- _Instructions for the task_
Scan the data for "call" and copy each matching line.

- _Dataset extract_

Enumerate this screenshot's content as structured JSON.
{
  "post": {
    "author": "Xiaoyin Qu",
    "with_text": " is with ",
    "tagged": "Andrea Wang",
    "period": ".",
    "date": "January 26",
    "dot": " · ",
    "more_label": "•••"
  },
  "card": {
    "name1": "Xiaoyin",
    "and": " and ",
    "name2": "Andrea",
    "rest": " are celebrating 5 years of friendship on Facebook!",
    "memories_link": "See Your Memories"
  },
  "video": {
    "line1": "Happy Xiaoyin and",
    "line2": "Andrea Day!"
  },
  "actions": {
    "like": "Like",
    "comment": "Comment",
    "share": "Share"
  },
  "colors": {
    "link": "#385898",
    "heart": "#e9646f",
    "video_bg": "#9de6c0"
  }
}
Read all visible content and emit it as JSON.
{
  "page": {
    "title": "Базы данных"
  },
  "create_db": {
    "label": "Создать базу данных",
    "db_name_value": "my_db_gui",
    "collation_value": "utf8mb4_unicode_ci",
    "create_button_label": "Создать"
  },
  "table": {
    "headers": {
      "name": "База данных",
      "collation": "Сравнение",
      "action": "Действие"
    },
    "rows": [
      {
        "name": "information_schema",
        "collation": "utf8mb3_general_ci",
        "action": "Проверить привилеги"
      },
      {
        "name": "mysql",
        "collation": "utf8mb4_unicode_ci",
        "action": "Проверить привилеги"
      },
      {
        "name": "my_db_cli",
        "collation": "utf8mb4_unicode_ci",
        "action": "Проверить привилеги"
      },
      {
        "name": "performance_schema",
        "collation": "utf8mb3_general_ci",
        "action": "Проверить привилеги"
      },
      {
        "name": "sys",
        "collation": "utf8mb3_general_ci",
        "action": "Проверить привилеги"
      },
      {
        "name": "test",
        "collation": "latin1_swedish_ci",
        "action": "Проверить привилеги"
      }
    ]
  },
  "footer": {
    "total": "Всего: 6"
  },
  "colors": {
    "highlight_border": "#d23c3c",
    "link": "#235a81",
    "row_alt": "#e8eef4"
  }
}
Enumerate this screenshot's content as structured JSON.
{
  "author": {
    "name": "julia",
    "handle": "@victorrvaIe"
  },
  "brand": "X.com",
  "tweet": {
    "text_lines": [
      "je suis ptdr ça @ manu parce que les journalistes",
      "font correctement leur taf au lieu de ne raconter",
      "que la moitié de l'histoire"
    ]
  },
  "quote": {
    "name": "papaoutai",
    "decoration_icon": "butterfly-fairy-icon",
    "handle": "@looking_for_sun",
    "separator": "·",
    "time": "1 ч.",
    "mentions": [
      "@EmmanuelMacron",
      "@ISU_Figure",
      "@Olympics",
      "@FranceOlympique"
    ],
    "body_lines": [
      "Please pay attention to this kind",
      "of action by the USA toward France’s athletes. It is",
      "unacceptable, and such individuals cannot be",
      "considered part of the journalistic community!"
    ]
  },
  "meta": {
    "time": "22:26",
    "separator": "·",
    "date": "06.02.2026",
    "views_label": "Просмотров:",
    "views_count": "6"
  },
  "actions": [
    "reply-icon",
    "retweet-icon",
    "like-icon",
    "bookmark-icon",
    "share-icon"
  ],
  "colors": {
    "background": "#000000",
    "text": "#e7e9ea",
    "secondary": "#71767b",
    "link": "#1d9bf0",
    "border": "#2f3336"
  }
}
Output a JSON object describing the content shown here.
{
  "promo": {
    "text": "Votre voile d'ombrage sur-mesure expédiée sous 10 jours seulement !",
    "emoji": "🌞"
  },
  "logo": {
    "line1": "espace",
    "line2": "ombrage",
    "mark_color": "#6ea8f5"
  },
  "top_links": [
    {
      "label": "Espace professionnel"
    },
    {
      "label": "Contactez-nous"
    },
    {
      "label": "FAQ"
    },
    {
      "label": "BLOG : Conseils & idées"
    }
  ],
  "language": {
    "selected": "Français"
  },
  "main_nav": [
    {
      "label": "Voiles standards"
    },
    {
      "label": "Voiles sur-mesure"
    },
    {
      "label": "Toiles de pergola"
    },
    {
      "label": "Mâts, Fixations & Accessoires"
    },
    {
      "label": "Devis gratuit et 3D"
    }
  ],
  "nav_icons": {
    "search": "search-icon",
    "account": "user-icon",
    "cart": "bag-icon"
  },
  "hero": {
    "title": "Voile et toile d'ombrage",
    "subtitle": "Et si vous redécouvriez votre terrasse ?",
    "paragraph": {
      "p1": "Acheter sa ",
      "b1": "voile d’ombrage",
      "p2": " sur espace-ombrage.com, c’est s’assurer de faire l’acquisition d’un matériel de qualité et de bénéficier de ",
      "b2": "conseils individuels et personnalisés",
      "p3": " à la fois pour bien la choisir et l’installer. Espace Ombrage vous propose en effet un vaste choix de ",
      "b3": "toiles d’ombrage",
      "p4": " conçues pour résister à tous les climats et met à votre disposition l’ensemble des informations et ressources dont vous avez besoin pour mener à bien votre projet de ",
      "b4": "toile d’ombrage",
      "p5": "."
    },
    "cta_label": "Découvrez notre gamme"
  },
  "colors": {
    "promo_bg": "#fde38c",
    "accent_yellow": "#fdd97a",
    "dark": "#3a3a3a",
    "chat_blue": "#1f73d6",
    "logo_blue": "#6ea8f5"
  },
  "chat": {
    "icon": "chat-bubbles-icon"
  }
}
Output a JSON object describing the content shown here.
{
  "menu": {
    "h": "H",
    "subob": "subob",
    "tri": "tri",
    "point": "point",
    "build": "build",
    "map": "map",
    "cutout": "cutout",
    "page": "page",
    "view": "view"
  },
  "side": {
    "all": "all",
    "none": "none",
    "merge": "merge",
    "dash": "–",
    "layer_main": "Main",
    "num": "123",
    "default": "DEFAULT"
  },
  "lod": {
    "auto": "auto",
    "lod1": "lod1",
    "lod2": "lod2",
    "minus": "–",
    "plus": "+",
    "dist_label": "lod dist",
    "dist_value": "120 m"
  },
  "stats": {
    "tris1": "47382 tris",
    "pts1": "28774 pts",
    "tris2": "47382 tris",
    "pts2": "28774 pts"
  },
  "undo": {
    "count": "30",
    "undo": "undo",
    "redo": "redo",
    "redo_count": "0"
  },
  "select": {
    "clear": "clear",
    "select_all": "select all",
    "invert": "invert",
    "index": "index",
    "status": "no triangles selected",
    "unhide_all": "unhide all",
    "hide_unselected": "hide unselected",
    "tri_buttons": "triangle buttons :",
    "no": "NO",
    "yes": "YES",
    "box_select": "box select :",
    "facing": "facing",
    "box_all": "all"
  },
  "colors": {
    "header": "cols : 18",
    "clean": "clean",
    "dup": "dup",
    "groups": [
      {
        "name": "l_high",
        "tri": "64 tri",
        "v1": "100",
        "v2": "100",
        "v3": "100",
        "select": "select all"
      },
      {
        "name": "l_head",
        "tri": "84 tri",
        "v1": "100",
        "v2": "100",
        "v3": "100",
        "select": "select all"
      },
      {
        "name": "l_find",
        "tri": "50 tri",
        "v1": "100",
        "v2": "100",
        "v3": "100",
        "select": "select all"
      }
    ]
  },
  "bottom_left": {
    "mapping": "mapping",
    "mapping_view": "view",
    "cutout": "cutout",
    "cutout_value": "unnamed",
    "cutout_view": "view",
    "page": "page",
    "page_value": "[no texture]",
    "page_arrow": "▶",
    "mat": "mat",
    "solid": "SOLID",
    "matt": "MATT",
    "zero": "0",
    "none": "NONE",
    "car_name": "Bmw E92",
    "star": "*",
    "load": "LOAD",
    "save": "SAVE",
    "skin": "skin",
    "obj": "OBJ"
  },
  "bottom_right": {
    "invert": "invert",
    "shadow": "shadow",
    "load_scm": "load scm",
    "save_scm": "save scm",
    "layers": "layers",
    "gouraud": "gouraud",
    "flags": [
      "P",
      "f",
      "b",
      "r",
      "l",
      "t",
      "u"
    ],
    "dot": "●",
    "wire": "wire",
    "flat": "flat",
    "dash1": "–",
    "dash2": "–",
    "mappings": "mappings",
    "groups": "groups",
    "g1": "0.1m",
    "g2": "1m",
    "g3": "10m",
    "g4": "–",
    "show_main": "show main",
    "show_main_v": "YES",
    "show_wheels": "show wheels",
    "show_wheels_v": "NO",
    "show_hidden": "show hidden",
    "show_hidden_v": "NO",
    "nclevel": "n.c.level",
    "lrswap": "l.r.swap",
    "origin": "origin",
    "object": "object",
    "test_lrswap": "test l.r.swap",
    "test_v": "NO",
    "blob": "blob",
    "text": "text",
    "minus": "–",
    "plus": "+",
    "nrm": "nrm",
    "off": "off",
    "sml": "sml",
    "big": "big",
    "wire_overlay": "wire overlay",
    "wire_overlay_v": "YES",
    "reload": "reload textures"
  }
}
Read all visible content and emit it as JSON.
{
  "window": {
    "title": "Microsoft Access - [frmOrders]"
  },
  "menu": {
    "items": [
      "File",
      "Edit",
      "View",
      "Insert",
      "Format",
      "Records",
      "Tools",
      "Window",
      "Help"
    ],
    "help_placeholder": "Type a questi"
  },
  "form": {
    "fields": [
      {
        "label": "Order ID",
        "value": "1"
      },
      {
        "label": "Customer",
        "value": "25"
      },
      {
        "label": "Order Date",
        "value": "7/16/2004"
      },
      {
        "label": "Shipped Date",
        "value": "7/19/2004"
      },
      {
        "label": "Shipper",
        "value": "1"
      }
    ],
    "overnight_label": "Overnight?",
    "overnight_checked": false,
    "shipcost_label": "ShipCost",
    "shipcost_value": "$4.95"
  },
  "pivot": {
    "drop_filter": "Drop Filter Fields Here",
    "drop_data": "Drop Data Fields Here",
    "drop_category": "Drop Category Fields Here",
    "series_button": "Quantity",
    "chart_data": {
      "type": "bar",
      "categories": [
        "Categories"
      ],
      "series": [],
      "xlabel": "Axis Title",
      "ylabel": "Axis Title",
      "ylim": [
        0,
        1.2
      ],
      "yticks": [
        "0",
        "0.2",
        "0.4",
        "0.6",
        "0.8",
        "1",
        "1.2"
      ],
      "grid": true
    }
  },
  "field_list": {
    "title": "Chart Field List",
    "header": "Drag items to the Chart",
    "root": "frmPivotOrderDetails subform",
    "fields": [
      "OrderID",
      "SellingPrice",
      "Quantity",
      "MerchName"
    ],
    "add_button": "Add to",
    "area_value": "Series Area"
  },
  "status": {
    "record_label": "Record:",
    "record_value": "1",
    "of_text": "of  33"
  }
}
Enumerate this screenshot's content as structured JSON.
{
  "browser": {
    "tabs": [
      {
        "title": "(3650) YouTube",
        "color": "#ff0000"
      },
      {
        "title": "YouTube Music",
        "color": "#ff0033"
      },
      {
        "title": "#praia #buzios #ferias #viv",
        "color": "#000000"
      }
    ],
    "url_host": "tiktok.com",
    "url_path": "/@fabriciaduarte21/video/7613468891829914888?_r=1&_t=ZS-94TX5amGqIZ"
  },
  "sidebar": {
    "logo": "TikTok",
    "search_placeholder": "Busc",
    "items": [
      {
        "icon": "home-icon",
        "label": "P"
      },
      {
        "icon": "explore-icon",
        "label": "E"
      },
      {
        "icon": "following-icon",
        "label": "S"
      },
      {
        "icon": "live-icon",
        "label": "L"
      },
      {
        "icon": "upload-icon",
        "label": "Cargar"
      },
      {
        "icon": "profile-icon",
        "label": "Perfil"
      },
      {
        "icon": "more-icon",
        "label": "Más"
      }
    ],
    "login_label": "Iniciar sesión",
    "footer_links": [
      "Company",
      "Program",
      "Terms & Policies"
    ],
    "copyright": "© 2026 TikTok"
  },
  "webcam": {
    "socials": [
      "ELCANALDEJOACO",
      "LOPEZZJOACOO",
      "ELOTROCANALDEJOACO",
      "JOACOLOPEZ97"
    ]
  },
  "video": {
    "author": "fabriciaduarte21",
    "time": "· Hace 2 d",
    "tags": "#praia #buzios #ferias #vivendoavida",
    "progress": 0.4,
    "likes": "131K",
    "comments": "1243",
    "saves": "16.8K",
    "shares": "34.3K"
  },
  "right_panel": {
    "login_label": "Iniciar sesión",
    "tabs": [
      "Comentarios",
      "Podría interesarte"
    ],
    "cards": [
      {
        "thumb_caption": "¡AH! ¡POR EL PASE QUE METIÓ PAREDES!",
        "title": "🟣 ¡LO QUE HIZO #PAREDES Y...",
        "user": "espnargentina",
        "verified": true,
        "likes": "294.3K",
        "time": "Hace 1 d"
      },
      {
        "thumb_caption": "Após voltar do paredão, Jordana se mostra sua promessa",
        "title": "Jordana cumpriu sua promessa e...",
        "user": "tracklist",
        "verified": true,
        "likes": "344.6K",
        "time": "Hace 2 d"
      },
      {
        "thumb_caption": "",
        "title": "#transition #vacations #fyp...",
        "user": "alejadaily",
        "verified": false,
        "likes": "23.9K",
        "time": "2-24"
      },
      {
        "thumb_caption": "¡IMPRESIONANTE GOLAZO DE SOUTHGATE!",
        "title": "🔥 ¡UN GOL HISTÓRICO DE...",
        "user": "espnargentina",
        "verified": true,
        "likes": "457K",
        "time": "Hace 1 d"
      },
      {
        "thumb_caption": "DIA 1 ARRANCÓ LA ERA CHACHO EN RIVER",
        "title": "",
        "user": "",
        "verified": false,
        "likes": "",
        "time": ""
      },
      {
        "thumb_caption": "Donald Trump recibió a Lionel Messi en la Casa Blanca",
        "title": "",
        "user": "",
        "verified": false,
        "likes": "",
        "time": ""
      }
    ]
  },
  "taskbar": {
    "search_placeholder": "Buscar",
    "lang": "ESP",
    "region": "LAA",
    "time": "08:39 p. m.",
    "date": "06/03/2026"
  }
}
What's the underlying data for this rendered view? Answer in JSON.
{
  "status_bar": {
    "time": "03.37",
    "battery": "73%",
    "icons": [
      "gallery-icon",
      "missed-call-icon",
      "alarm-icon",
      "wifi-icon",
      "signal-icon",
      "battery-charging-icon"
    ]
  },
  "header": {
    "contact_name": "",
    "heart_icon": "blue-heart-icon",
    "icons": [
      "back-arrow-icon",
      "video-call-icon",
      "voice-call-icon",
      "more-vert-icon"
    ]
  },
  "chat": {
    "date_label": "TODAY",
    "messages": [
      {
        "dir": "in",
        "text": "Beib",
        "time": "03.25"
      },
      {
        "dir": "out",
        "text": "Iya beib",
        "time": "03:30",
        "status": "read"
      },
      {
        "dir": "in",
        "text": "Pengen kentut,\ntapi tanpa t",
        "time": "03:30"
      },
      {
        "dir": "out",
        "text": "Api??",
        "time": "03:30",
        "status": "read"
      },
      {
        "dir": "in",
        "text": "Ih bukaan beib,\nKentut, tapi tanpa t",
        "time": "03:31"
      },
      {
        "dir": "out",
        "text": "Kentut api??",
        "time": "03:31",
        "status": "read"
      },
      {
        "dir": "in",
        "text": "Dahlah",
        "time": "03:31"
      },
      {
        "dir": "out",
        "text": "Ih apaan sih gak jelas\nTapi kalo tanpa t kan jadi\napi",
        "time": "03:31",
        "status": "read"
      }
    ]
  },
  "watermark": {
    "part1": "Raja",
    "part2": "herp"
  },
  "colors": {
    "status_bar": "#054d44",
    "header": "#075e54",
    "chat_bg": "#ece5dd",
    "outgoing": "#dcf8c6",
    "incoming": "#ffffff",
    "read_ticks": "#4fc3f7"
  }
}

- _Exercise result_
      "missed-call-icon",
      "video-call-icon",
      "voice-call-icon",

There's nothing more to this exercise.